═══ Exercise materials ═══
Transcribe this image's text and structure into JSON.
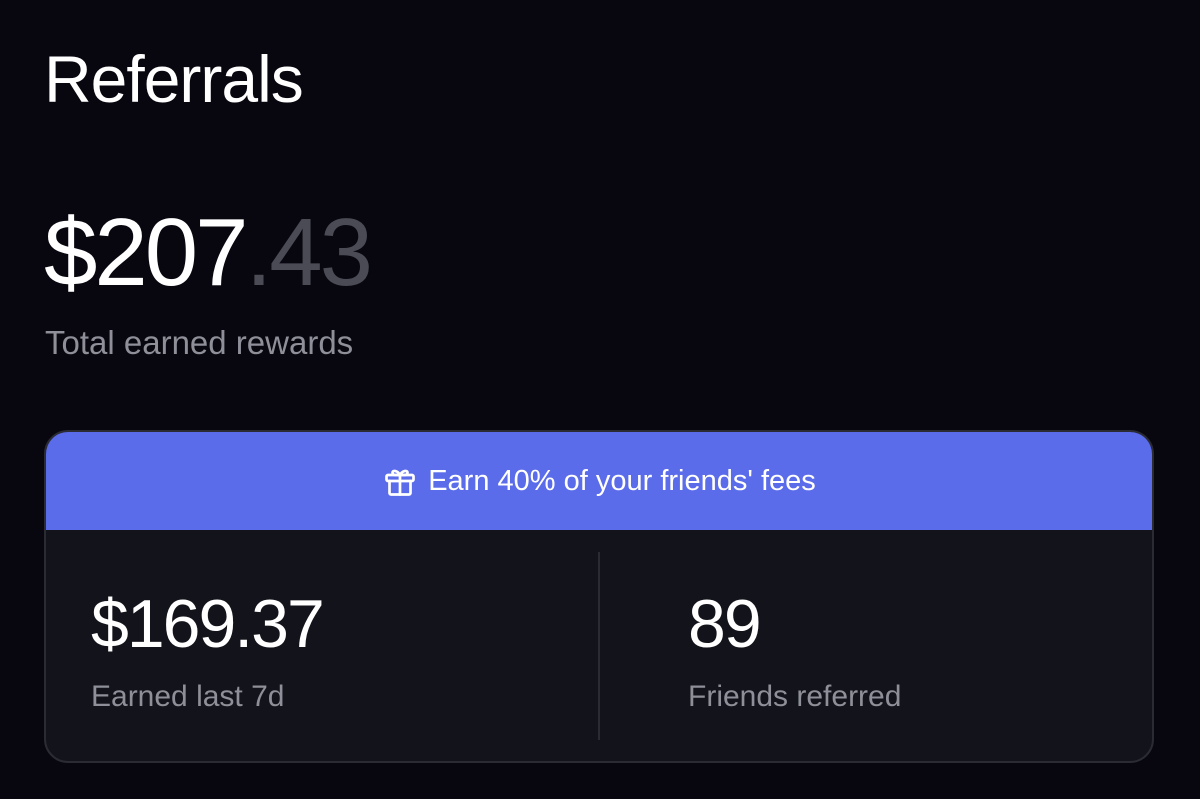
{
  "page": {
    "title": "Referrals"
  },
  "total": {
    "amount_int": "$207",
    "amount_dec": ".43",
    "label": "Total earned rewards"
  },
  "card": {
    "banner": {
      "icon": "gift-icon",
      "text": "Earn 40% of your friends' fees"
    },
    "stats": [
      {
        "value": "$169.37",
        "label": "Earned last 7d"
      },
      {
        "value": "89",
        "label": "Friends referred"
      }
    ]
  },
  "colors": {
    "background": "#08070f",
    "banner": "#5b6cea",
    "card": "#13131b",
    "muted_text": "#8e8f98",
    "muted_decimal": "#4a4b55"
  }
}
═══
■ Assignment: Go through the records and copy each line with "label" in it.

■ Result:
    "label": "Total earned rewards"
        "label": "Earned last 7d"
        "label": "Friends referred"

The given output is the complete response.